● Task instructions: In full and without alteration, write out the lines below.

● Dataset excerpts:
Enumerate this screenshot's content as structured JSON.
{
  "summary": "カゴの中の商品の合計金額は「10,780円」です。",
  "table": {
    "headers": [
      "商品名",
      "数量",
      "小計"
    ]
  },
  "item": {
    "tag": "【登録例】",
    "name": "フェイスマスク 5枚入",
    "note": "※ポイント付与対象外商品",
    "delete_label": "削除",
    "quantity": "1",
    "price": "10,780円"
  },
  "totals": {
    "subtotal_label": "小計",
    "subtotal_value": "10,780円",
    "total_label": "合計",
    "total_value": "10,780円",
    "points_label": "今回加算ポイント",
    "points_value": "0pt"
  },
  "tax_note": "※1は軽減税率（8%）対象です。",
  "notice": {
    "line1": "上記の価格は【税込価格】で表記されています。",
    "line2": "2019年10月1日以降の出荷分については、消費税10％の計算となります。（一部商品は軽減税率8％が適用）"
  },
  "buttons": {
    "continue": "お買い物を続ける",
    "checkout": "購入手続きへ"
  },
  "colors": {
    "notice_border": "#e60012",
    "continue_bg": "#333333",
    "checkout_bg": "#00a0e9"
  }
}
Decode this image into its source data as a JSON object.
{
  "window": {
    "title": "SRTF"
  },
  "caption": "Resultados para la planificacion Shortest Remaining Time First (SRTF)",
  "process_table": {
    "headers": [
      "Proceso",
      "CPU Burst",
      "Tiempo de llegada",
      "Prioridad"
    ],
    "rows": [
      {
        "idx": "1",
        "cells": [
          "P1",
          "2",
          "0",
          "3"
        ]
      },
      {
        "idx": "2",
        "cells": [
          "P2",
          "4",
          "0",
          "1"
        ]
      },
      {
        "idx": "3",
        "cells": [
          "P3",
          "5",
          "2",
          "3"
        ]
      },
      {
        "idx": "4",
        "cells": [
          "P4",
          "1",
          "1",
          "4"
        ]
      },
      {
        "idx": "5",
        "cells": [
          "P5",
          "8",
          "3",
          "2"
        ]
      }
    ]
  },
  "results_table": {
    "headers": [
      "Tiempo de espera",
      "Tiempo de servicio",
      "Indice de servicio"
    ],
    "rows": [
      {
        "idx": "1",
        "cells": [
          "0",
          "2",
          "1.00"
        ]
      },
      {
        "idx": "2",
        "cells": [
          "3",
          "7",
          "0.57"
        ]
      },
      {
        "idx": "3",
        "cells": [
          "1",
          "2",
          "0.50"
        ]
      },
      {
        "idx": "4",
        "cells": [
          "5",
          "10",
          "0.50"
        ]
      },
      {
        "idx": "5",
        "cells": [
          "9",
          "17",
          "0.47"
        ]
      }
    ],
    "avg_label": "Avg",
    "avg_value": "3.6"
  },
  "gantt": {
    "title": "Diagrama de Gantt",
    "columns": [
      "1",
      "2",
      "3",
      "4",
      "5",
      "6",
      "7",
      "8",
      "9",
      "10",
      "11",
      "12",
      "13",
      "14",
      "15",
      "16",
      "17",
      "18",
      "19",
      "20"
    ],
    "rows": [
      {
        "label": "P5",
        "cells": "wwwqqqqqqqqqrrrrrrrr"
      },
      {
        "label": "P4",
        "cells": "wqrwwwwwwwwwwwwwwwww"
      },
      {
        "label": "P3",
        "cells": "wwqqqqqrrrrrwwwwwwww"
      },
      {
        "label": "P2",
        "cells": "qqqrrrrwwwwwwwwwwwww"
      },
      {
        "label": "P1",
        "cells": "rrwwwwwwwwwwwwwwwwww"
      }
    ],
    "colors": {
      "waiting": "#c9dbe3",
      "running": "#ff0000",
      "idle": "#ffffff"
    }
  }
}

● Output of the task:
Enumerate this screenshot's content as structured JSON.
{
  "summary": "カゴの中の商品の合計金額は「10,780円」です。",
  "table": {
    "headers": [
      "商品名",
      "数量",
      "小計"
    ]
  },
  "item": {
    "tag": "【登録例】",
    "name": "フェイスマスク 5枚入",
    "note": "※ポイント付与対象外商品",
    "delete_label": "削除",
    "quantity": "1",
    "price": "10,780円"
  },
  "totals": {
    "subtotal_label": "小計",
    "subtotal_value": "10,780円",
    "total_label": "合計",
    "total_value": "10,780円",
    "points_label": "今回加算ポイント",
    "points_value": "0pt"
  },
  "tax_note": "※1は軽減税率（8%）対象です。",
  "notice": {
    "line1": "上記の価格は【税込価格】で表記されています。",
    "line2": "2019年10月1日以降の出荷分については、消費税10％の計算となります。（一部商品は軽減税率8％が適用）"
  },
  "buttons": {
    "continue": "お買い物を続ける",
    "checkout": "購入手続きへ"
  },
  "colors": {
    "notice_border": "#e60012",
    "continue_bg": "#333333",
    "checkout_bg": "#00a0e9"
  }
}
Decode this image into its source data as a JSON object.
{
  "window": {
    "title": "SRTF"
  },
  "caption": "Resultados para la planificacion Shortest Remaining Time First (SRTF)",
  "process_table": {
    "headers": [
      "Proceso",
      "CPU Burst",
      "Tiempo de llegada",
      "Prioridad"
    ],
    "rows": [
      {
        "idx": "1",
        "cells": [
          "P1",
          "2",
          "0",
          "3"
        ]
      },
      {
        "idx": "2",
        "cells": [
          "P2",
          "4",
          "0",
          "1"
        ]
      },
      {
        "idx": "3",
        "cells": [
          "P3",
          "5",
          "2",
          "3"
        ]
      },
      {
        "idx": "4",
        "cells": [
          "P4",
          "1",
          "1",
          "4"
        ]
      },
      {
        "idx": "5",
        "cells": [
          "P5",
          "8",
          "3",
          "2"
        ]
      }
    ]
  },
  "results_table": {
    "headers": [
      "Tiempo de espera",
      "Tiempo de servicio",
      "Indice de servicio"
    ],
    "rows": [
      {
        "idx": "1",
        "cells": [
          "0",
          "2",
          "1.00"
        ]
      },
      {
        "idx": "2",
        "cells": [
          "3",
          "7",
          "0.57"
        ]
      },
      {
        "idx": "3",
        "cells": [
          "1",
          "2",
          "0.50"
        ]
      },
      {
        "idx": "4",
        "cells": [
          "5",
          "10",
          "0.50"
        ]
      },
      {
        "idx": "5",
        "cells": [
          "9",
          "17",
          "0.47"
        ]
      }
    ],
    "avg_label": "Avg",
    "avg_value": "3.6"
  },
  "gantt": {
    "title": "Diagrama de Gantt",
    "columns": [
      "1",
      "2",
      "3",
      "4",
      "5",
      "6",
      "7",
      "8",
      "9",
      "10",
      "11",
      "12",
      "13",
      "14",
      "15",
      "16",
      "17",
      "18",
      "19",
      "20"
    ],
    "rows": [
      {
        "label": "P5",
        "cells": "wwwqqqqqqqqqrrrrrrrr"
      },
      {
        "label": "P4",
        "cells": "wqrwwwwwwwwwwwwwwwww"
      },
      {
        "label": "P3",
        "cells": "wwqqqqqrrrrrwwwwwwww"
      },
      {
        "label": "P2",
        "cells": "qqqrrrrwwwwwwwwwwwww"
      },
      {
        "label": "P1",
        "cells": "rrwwwwwwwwwwwwwwwwww"
      }
    ],
    "colors": {
      "waiting": "#c9dbe3",
      "running": "#ff0000",
      "idle": "#ffffff"
    }
  }
}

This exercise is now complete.